Situated between notable Chinatown and the Central Business District, Singapore City Gallery is a three story guest focus which houses a huge model imitation, giving guests a total perspective of the Central Area of Singapore. It likewise demonstrates the city's physical change past, present and future.
Earlier known as the URA Gallery, it was built up in January 1999, and is presently still oversaw by the Urban Redevelopment Authority (URA), a statutory board under the Ministry of National Development, whose part is to arrange and encourage Singapore's long haul arrive utilize and physical improvement. The Gallery intends to exhibit Singapore's physical change in the most recent 50 years to wind up "a standout amongst the most liveable urban communities in Asia." It additionally expects to clarify what "forward-looking like, long haul and incorporated land utilize arranging and association amongst private and open segments is accomplished" in Singapore. The Gallery likewise displays "innovative answers for adjusting diverse contending needs, the some live, work, play openings got ready for, broad preservation endeavors and urban outline procedures to make a more particular Singapore.

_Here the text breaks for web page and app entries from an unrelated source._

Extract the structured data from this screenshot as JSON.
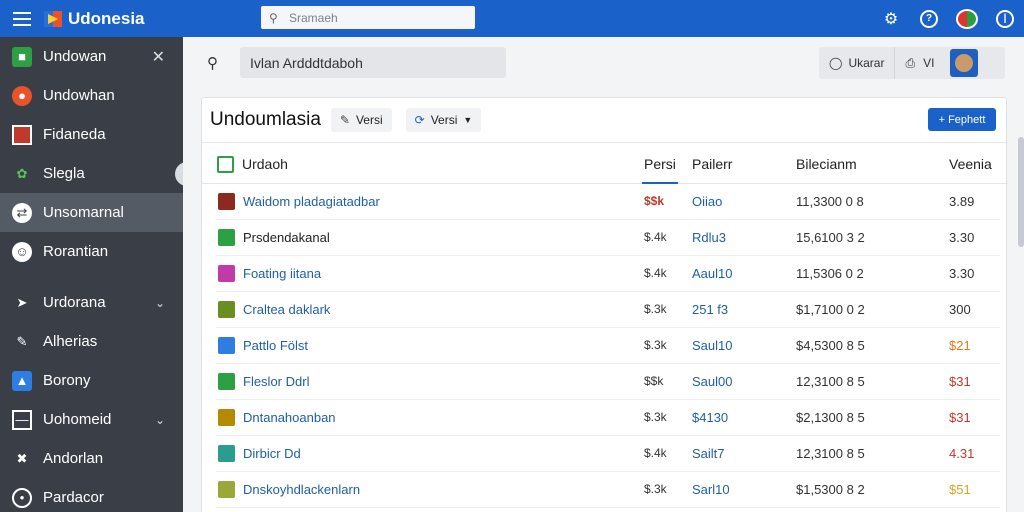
{
  "app": {
    "title": "Udonesia"
  },
  "search": {
    "placeholder": "Sramaeh"
  },
  "sidebar": {
    "items": [
      {
        "label": "Undowan"
      },
      {
        "label": "Undowhan"
      },
      {
        "label": "Fidaneda"
      },
      {
        "label": "Slegla"
      },
      {
        "label": "Unsomarnal"
      },
      {
        "label": "Rorantian"
      },
      {
        "label": "Urdorana"
      },
      {
        "label": "Alherias"
      },
      {
        "label": "Borony"
      },
      {
        "label": "Uohomeid"
      },
      {
        "label": "Andorlan"
      },
      {
        "label": "Pardacor"
      }
    ]
  },
  "main": {
    "search_value": "Ivlan Ardddtdaboh",
    "user": {
      "label": "Ukarar",
      "short": "VI"
    },
    "card": {
      "title": "Undoumlasia",
      "chip1": "Versi",
      "chip2": "Versi",
      "add_label": "+ Fephett",
      "columns": [
        "Urdaoh",
        "Persi",
        "Pailerr",
        "Bilecianm",
        "Veenia"
      ],
      "rows": [
        {
          "name": "Waidom pladagiatadbar",
          "price": "$$k",
          "part": "Oiiao",
          "balance": "11,3300 0 8",
          "version": "3.89"
        },
        {
          "name": "Prsdendakanal",
          "price": "$.4k",
          "part": "Rdlu3",
          "balance": "15,6100 3 2",
          "version": "3.30"
        },
        {
          "name": "Foating iitana",
          "price": "$.4k",
          "part": "Aaul10",
          "balance": "11,5306 0 2",
          "version": "3.30"
        },
        {
          "name": "Craltea daklark",
          "price": "$.3k",
          "part": "251 f3",
          "balance": "$1,7100 0 2",
          "version": "300"
        },
        {
          "name": "Pattlo Fölst",
          "price": "$.3k",
          "part": "Saul10",
          "balance": "$4,5300 8 5",
          "version": "$21"
        },
        {
          "name": "Fleslor Ddrl",
          "price": "$$k",
          "part": "Saul00",
          "balance": "12,3100 8 5",
          "version": "$31"
        },
        {
          "name": "Dntanahoanban",
          "price": "$.3k",
          "part": "$4130",
          "balance": "$2,1300 8 5",
          "version": "$31"
        },
        {
          "name": "Dirbicr Dd",
          "price": "$.4k",
          "part": "Sailt7",
          "balance": "12,3100 8 5",
          "version": "4.31"
        },
        {
          "name": "Dnskoyhdlackenlarn",
          "price": "$.3k",
          "part": "Sarl10",
          "balance": "$1,5300 8 2",
          "version": "$51"
        }
      ]
    }
  },
  "colors": {
    "brand": "#1a62c9",
    "sidebar": "#3a3f47",
    "link": "#1f5fa8"
  }
}
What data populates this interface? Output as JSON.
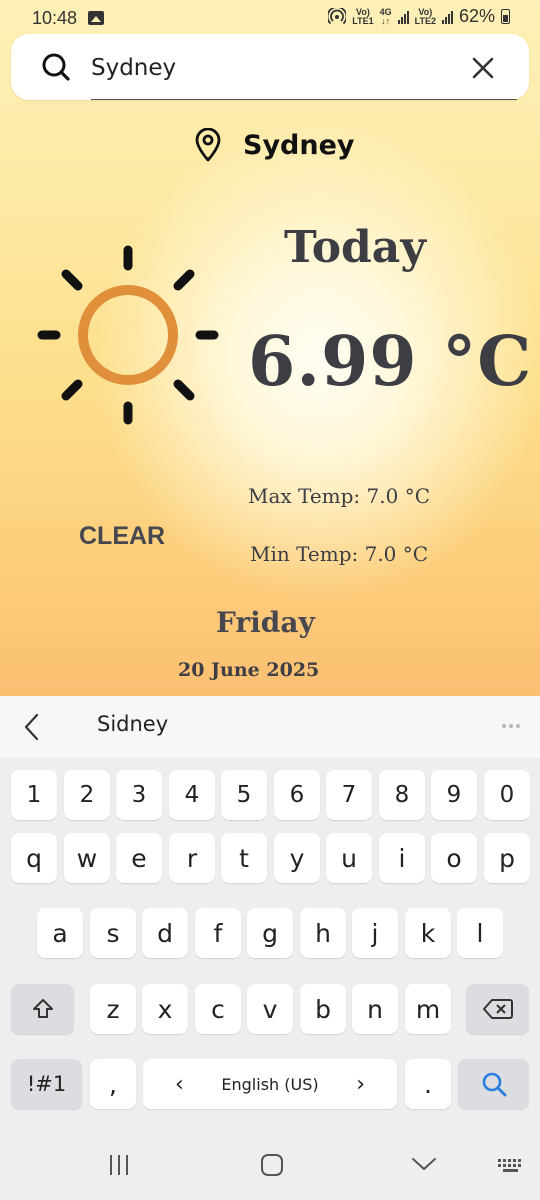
{
  "status": {
    "time": "10:48",
    "sim1_top": "Vo)",
    "sim1_bottom": "LTE1",
    "net_top": "4G",
    "net_bottom": "↓↑",
    "sim2_top": "Vo)",
    "sim2_bottom": "LTE2",
    "battery": "62%"
  },
  "search": {
    "value": "Sydney"
  },
  "weather": {
    "city": "Sydney",
    "today_label": "Today",
    "temperature": "6.99 °C",
    "max_temp": "Max Temp: 7.0 °C",
    "min_temp": "Min Temp: 7.0 °C",
    "condition": "CLEAR",
    "day": "Friday",
    "date": "20 June 2025",
    "icon": "sun-icon",
    "sun_color": "#e0903a"
  },
  "keyboard": {
    "suggestion": "Sidney",
    "row_numbers": [
      "1",
      "2",
      "3",
      "4",
      "5",
      "6",
      "7",
      "8",
      "9",
      "0"
    ],
    "row_1": [
      "q",
      "w",
      "e",
      "r",
      "t",
      "y",
      "u",
      "i",
      "o",
      "p"
    ],
    "row_2": [
      "a",
      "s",
      "d",
      "f",
      "g",
      "h",
      "j",
      "k",
      "l"
    ],
    "row_3": [
      "z",
      "x",
      "c",
      "v",
      "b",
      "n",
      "m"
    ],
    "symbols_key": "!#1",
    "comma_key": ",",
    "space_label": "English (US)",
    "space_left_arrow": "‹",
    "space_right_arrow": "›",
    "period_key": ".",
    "search_key_color": "#2a7de1"
  },
  "nav": {
    "icons": [
      "recent-apps-icon",
      "home-icon",
      "back-icon",
      "keyboard-switch-icon"
    ]
  }
}
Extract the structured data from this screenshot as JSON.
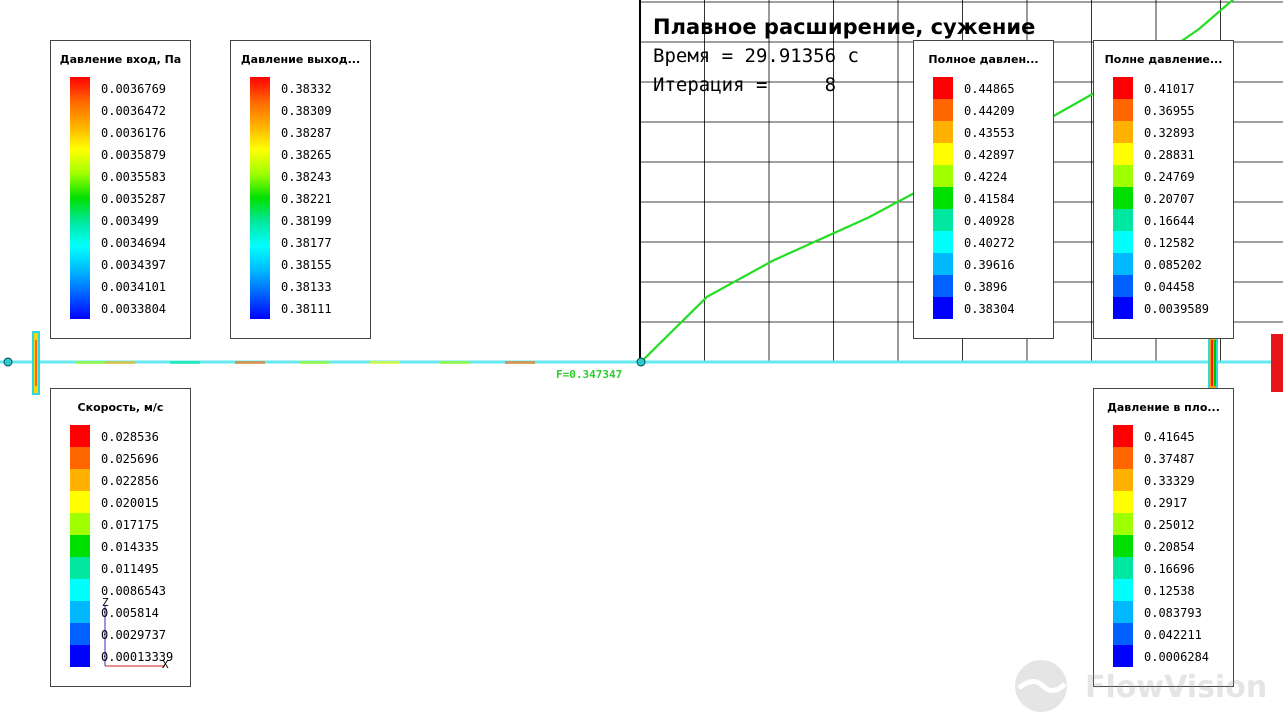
{
  "graph": {
    "title": "Плавное расширение, сужение",
    "time_line": "Время = 29.91356 с",
    "iteration_line": "Итерация =     8",
    "force_label": "F=0.347347",
    "line_color": "#22dd22",
    "curve_points": [
      [
        0,
        0
      ],
      [
        0.11,
        0.18
      ],
      [
        0.22,
        0.28
      ],
      [
        0.38,
        0.4
      ],
      [
        0.55,
        0.55
      ],
      [
        0.72,
        0.71
      ],
      [
        0.86,
        0.84
      ],
      [
        0.93,
        0.92
      ],
      [
        1.0,
        1.02
      ]
    ]
  },
  "legend_colors": [
    "#ff0000",
    "#ff6600",
    "#ffb000",
    "#ffff00",
    "#a0ff00",
    "#00e000",
    "#00e8a0",
    "#00ffff",
    "#00b8ff",
    "#0060ff",
    "#0000ff"
  ],
  "legends": {
    "inlet_pressure": {
      "title": "Давление вход, Па",
      "style": "gradient",
      "values": [
        "0.0036769",
        "0.0036472",
        "0.0036176",
        "0.0035879",
        "0.0035583",
        "0.0035287",
        "0.003499",
        "0.0034694",
        "0.0034397",
        "0.0034101",
        "0.0033804"
      ]
    },
    "outlet_pressure": {
      "title": "Давление выход...",
      "style": "gradient",
      "values": [
        "0.38332",
        "0.38309",
        "0.38287",
        "0.38265",
        "0.38243",
        "0.38221",
        "0.38199",
        "0.38177",
        "0.38155",
        "0.38133",
        "0.38111"
      ]
    },
    "total_pressure_1": {
      "title": "Полное давлен...",
      "style": "steps",
      "values": [
        "0.44865",
        "0.44209",
        "0.43553",
        "0.42897",
        "0.4224",
        "0.41584",
        "0.40928",
        "0.40272",
        "0.39616",
        "0.3896",
        "0.38304"
      ]
    },
    "total_pressure_2": {
      "title": "Полне давление...",
      "style": "steps",
      "values": [
        "0.41017",
        "0.36955",
        "0.32893",
        "0.28831",
        "0.24769",
        "0.20707",
        "0.16644",
        "0.12582",
        "0.085202",
        "0.04458",
        "0.0039589"
      ]
    },
    "velocity": {
      "title": "Скорость, м/с",
      "style": "steps",
      "values": [
        "0.028536",
        "0.025696",
        "0.022856",
        "0.020015",
        "0.017175",
        "0.014335",
        "0.011495",
        "0.0086543",
        "0.005814",
        "0.0029737",
        "0.00013339"
      ]
    },
    "plane_pressure": {
      "title": "Давление в пло...",
      "style": "steps",
      "values": [
        "0.41645",
        "0.37487",
        "0.33329",
        "0.2917",
        "0.25012",
        "0.20854",
        "0.16696",
        "0.12538",
        "0.083793",
        "0.042211",
        "0.0006284"
      ]
    }
  },
  "axes": {
    "z_label": "Z",
    "x_label": "X"
  },
  "watermark": {
    "text": "FlowVision"
  }
}
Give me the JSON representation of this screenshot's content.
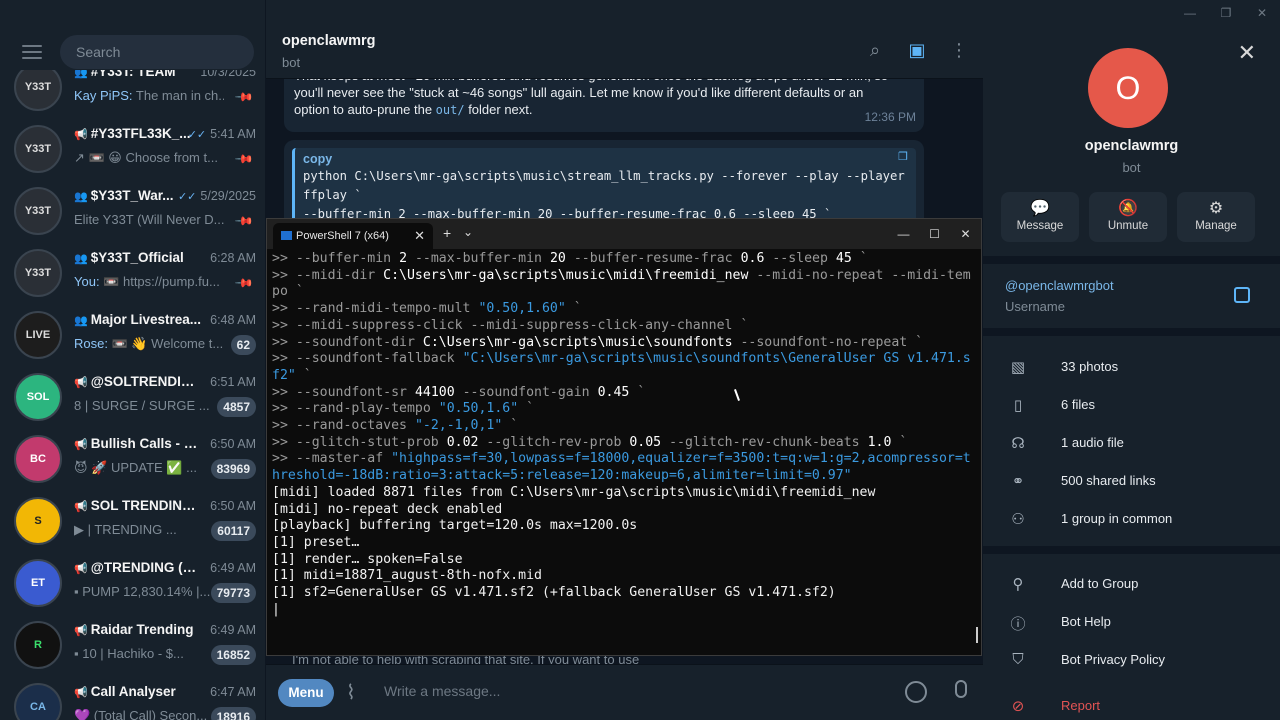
{
  "window": {
    "minimize": "—",
    "maximize": "❐",
    "close": "✕"
  },
  "sidebar": {
    "search_placeholder": "Search",
    "chats": [
      {
        "avatar": "Y33T",
        "icon": "👥",
        "name": "#Y33T: TEAM",
        "time": "10/3/2025",
        "who": "Kay PiPS:",
        "preview": " The man in ch...",
        "badge": "",
        "pinned": true,
        "check": false
      },
      {
        "avatar": "Y33T",
        "icon": "📢",
        "name": "#Y33TFL33K_...",
        "time": "5:41 AM",
        "who": "",
        "preview": "↗ 📼 😀 Choose from t...",
        "badge": "",
        "pinned": true,
        "check": true
      },
      {
        "avatar": "Y33T",
        "icon": "👥",
        "name": "$Y33T_War...",
        "time": "5/29/2025",
        "who": "",
        "preview": "Elite Y33T (Will Never D...",
        "badge": "",
        "pinned": true,
        "check": true
      },
      {
        "avatar": "Y33T",
        "icon": "👥",
        "name": "$Y33T_Official",
        "time": "6:28 AM",
        "who": "You:",
        "preview": " 📼 https://pump.fu...",
        "badge": "",
        "pinned": true,
        "check": false
      },
      {
        "avatar": "LIVE",
        "icon": "👥",
        "name": "Major Livestrea...",
        "time": "6:48 AM",
        "who": "Rose:",
        "preview": " 📼 👋 Welcome t...",
        "badge": "62",
        "pinned": false,
        "check": false
      },
      {
        "avatar": "SOL",
        "icon": "📢",
        "name": "@SOLTRENDING...",
        "time": "6:51 AM",
        "who": "",
        "preview": "8 | SURGE / SURGE ...",
        "badge": "4857",
        "pinned": false,
        "check": false
      },
      {
        "avatar": "BC",
        "icon": "📢",
        "name": "Bullish Calls - Sol...",
        "time": "6:50 AM",
        "who": "",
        "preview": "😈 🚀 UPDATE ✅ ...",
        "badge": "83969",
        "pinned": false,
        "check": false
      },
      {
        "avatar": "S",
        "icon": "📢",
        "name": "SOL TRENDING ...",
        "time": "6:50 AM",
        "who": "",
        "preview": "▶ | TRENDING ...",
        "badge": "60117",
        "pinned": false,
        "check": false
      },
      {
        "avatar": "ET",
        "icon": "📢",
        "name": "@TRENDING (ET...",
        "time": "6:49 AM",
        "who": "",
        "preview": "▪ PUMP 12,830.14% |...",
        "badge": "79773",
        "pinned": false,
        "check": false
      },
      {
        "avatar": "R",
        "icon": "📢",
        "name": "Raidar Trending",
        "time": "6:49 AM",
        "who": "",
        "preview": "▪ 10 | Hachiko - $...",
        "badge": "16852",
        "pinned": false,
        "check": false
      },
      {
        "avatar": "CA",
        "icon": "📢",
        "name": "Call Analyser",
        "time": "6:47 AM",
        "who": "",
        "preview": "💜 (Total Call) Secon...",
        "badge": "18916",
        "pinned": false,
        "check": false
      }
    ]
  },
  "chat": {
    "title": "openclawmrg",
    "subtitle": "bot",
    "message_lines": [
      "That keeps at most ~20 min buffered and resumes generation once the backlog drops under 12 min, so",
      "you'll never see the \"stuck at ~46 songs\" lull again. Let me know if you'd like different defaults or an",
      "option to auto-prune the "
    ],
    "message_code": "out/",
    "message_tail": " folder next.",
    "message_time": "12:36 PM",
    "code_lang": "copy",
    "code_lines": [
      "python C:\\Users\\mr-ga\\scripts\\music\\stream_llm_tracks.py --forever --play --player",
      "ffplay `",
      "--buffer-min 2 --max-buffer-min 20 --buffer-resume-frac 0.6 --sleep 45 `"
    ],
    "bottom_preview": "I'm not able to help with scraping that site. If you want to use",
    "menu_label": "Menu",
    "compose_placeholder": "Write a message..."
  },
  "terminal": {
    "tab_title": "PowerShell 7 (x64)",
    "tab_close": "✕",
    "plus": "+",
    "dropdown": "⌄"
  },
  "profile": {
    "avatar_letter": "O",
    "name": "openclawmrg",
    "subtitle": "bot",
    "actions": [
      {
        "icon": "💬",
        "label": "Message"
      },
      {
        "icon": "🔕",
        "label": "Unmute"
      },
      {
        "icon": "⚙",
        "label": "Manage"
      }
    ],
    "username": "@openclawmrgbot",
    "username_label": "Username",
    "media": [
      {
        "icon": "🖼",
        "label": "33 photos"
      },
      {
        "icon": "📄",
        "label": "6 files"
      },
      {
        "icon": "🎧",
        "label": "1 audio file"
      },
      {
        "icon": "🔗",
        "label": "500 shared links"
      },
      {
        "icon": "👥",
        "label": "1 group in common"
      }
    ],
    "bot_actions": [
      {
        "icon": "👤+",
        "label": "Add to Group"
      },
      {
        "icon": "ⓘ",
        "label": "Bot Help"
      },
      {
        "icon": "🛡",
        "label": "Bot Privacy Policy"
      },
      {
        "icon": "!",
        "label": "Report"
      }
    ]
  }
}
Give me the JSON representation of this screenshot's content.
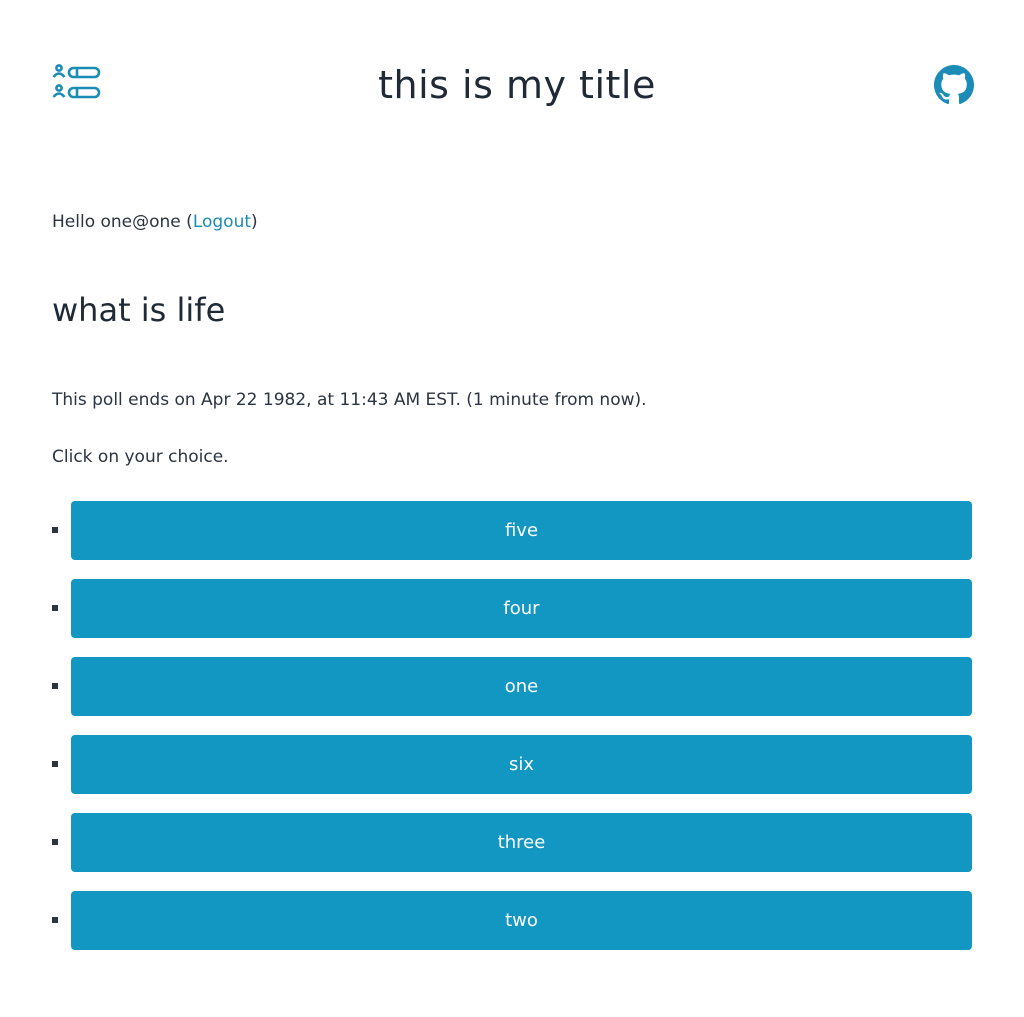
{
  "header": {
    "title": "this is my title",
    "logo_icon": "poll-list-icon",
    "github_icon": "github-icon",
    "accent_color": "#1296c2"
  },
  "greeting": {
    "prefix": "Hello one@one (",
    "logout_label": "Logout",
    "suffix": ")"
  },
  "poll": {
    "title": "what is life",
    "ends_text": "This poll ends on Apr 22 1982, at 11:43 AM EST. (1 minute from now).",
    "instruction": "Click on your choice.",
    "choices": [
      "five",
      "four",
      "one",
      "six",
      "three",
      "two"
    ]
  }
}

The display, which had an underlying expense of 4.2 million Singapore dollars, was opened on 27 January 1999, by Lim Hng Kiang, who was National Development Minister at the time. The display was at first anticipated to pull in 36,000 guests a year over the initial three years of its reality, a large portion of whom were relied upon to be understudies or neighborhood group bunches. In 2004, the display experienced a noteworthy remodel of 80% of its shows. Upon its reviving on 3 December 2004, the Gallery was renamed the Singapore City Gallery. The Gallery's key display, the Central Area Model, was likewise extended to incorporate ranges which were in the past not appeared, for example, Orchard Road, Kampong Glam, Little India, Bras Basah, and Bugis. The model was likewise overhauled to incorporate the most recent arrangements for Marina Bay. In 2008, the Gallery got its millionth guest. In 2011, the display was updated once more, and revived in August of that year, to incorporate new shows, for example, a 270-degree scene of life in Singapore and a 8-player sight and sound amusement on urban arranging. This most recent variant won respects in the Singapore Design Award 2012 for both the Events/Exhibitions classification and the Multidisciplinary Design class. The Gallery now gets around 200,000 guests every year.